Sometimes – and only sometimes sequels can work. The Godfather Part 2, the Dark Knight, Toy Story 2 & 3, Karate Kid II, Mission Impossible II & III (I liked them!) but I honestly have a hard time and have to seriously consider which sequels I’ve actually enjoyed. But then I think about the ones that haven’t and my mind can’t stop going – the Hangover 2, Bridget Jones 2, Sex & the City 2, Clerks II, Oceans Twelve, Speed 2, any Joel Schumacher Batman, – in many ways I feel these sequels to a disservice to their originals.

Then there’s sequels many years later, that you know are only being made because the people involved need the money – recently announced coming sequels will be: Austin Powers 4, Jurassic Park 3, Bridget Jones 3, Ghost Rider 2 (I mean, really?!) There’s no need for any of these movies to be made, (or for anyone to keep giving Nicholas Cage a job) especially since it’s been quite a few years since we’ve even seen an Austin Powers or a Bridget Jones in action.

Now for the remakes. Past awful remakes include: Charlie and the Chocolate Factory (sorry Johnny Depp, even I couldn’t love you for this), Get Smart (sorry Steve), and as of late a new version of Footloose has been made. It’s the exact same story, same music, same character names – they are even re-creating the Kevin Bacon-tan top-dance sequence. This movie was (at least somewhat) a reflection of the time in which it was made. Looking at it now, it just doesn’t work. It looks like that movie Step Up where dancing is illegal. I hope Kevin Bacon was wise enough not to have a cameo in this.

This week it was announced a remake of Dirty Dancing has been green lit. Didn’t Dirty Dancing – Havana Nights do enough damage? At least it had a Patrick Swayze cameo! No offence to Jennifer Grey, but if she gets the cameo with her nose job and all – it’s just not the same.

What are they doing to our beloved originals? It perverses these movies and why we love them. Are we out of original ideas that we are doomed to a life or continuous recycling? Why do we need them? DO we need them?

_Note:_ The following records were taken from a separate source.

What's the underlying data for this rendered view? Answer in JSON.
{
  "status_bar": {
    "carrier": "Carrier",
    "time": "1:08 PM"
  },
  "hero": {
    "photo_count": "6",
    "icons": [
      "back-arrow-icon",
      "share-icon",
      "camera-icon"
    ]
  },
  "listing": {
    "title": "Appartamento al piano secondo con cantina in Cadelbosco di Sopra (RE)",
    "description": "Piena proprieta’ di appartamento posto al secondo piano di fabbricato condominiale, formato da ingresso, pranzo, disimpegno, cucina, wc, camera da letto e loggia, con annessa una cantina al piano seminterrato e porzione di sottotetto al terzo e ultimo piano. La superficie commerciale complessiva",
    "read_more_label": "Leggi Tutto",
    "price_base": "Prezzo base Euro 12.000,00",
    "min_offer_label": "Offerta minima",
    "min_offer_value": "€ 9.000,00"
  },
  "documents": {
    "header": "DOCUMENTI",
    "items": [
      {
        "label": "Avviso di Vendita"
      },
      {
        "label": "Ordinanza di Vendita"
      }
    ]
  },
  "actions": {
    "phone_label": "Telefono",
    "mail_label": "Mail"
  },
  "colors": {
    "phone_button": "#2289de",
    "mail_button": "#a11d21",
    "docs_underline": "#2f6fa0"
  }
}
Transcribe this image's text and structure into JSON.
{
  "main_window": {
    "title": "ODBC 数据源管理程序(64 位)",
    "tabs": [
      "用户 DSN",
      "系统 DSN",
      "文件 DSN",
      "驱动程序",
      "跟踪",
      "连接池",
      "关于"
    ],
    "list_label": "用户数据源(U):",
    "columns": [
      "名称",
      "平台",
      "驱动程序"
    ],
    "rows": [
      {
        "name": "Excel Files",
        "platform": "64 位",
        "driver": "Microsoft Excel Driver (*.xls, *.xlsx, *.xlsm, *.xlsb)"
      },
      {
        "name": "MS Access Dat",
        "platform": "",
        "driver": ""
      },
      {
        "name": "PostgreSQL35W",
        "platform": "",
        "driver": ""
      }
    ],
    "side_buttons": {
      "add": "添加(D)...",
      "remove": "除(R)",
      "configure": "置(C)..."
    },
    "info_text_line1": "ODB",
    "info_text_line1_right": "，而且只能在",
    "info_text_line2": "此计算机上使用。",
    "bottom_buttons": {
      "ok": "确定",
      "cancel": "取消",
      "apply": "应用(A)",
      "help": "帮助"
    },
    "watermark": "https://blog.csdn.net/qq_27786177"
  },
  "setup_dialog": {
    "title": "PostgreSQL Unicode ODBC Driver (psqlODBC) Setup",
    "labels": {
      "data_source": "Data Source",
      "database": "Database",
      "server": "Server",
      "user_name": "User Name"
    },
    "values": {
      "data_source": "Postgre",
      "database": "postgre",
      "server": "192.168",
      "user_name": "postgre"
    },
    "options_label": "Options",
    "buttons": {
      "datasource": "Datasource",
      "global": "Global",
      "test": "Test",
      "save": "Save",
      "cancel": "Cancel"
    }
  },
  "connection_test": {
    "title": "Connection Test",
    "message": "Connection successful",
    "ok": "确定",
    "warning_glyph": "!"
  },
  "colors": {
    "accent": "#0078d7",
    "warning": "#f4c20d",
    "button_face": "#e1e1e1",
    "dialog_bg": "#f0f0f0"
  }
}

Also set for release this Christmas – A Very Harold & Kumar Christmas. Come on.